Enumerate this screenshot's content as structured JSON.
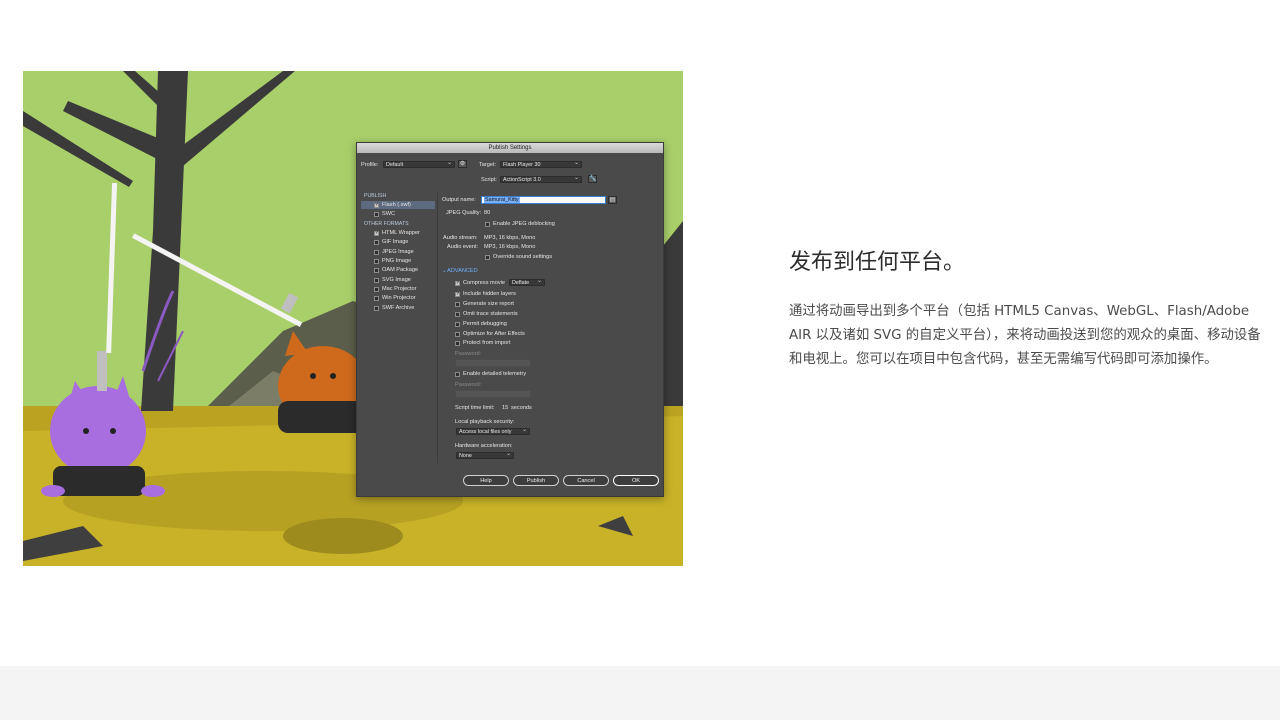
{
  "headline": "发布到任何平台。",
  "description": "通过将动画导出到多个平台（包括 HTML5 Canvas、WebGL、Flash/Adobe AIR 以及诸如 SVG 的自定义平台），来将动画投送到您的观众的桌面、移动设备和电视上。您可以在项目中包含代码，甚至无需编写代码即可添加操作。",
  "colors": {
    "sky": "#a9cf6a",
    "ground": "#c8b227",
    "dialog_bg": "#4a4a4a",
    "purple_cat": "#a86ee0",
    "orange_cat": "#cf6a1c",
    "footer": "#f4f4f4"
  },
  "dialog": {
    "title": "Publish Settings",
    "profile_label": "Profile:",
    "profile_value": "Default",
    "target_label": "Target:",
    "target_value": "Flash Player 30",
    "script_label": "Script:",
    "script_value": "ActionScript 3.0",
    "publish_header": "PUBLISH",
    "publish_items": [
      {
        "label": "Flash (.swf)",
        "checked": true
      },
      {
        "label": "SWC",
        "checked": false
      }
    ],
    "other_header": "OTHER FORMATS",
    "other_items": [
      {
        "label": "HTML Wrapper",
        "checked": true
      },
      {
        "label": "GIF Image",
        "checked": false
      },
      {
        "label": "JPEG Image",
        "checked": false
      },
      {
        "label": "PNG Image",
        "checked": false
      },
      {
        "label": "OAM Package",
        "checked": false
      },
      {
        "label": "SVG Image",
        "checked": false
      },
      {
        "label": "Mac Projector",
        "checked": false
      },
      {
        "label": "Win Projector",
        "checked": false
      },
      {
        "label": "SWF Archive",
        "checked": false
      }
    ],
    "output_name_label": "Output name:",
    "output_name_value": "Samurai_Kitty",
    "jpeg_quality_label": "JPEG Quality:",
    "jpeg_quality_value": "80",
    "jpeg_deblocking": "Enable JPEG deblocking",
    "audio_stream_label": "Audio stream:",
    "audio_stream_value": "MP3, 16 kbps, Mono",
    "audio_event_label": "Audio event:",
    "audio_event_value": "MP3, 16 kbps, Mono",
    "override_sound": "Override sound settings",
    "advanced_label": "ADVANCED",
    "advanced_items": [
      {
        "label": "Compress movie",
        "checked": true
      },
      {
        "label": "Include hidden layers",
        "checked": true
      },
      {
        "label": "Generate size report",
        "checked": false
      },
      {
        "label": "Omit trace statements",
        "checked": false
      },
      {
        "label": "Permit debugging",
        "checked": false
      },
      {
        "label": "Optimize for After Effects",
        "checked": false
      },
      {
        "label": "Protect from import",
        "checked": false
      }
    ],
    "compress_value": "Deflate",
    "password_label": "Password:",
    "telemetry": "Enable detailed telemetry",
    "script_time_label": "Script time limit:",
    "script_time_value": "15",
    "script_time_unit": "seconds",
    "local_playback_label": "Local playback security:",
    "local_playback_value": "Access local files only",
    "hw_accel_label": "Hardware acceleration:",
    "hw_accel_value": "None",
    "buttons": {
      "help": "Help",
      "publish": "Publish",
      "cancel": "Cancel",
      "ok": "OK"
    }
  }
}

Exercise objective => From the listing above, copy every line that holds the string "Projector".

Written response =>
        "label": "Mac Projector",
        "label": "Win Projector",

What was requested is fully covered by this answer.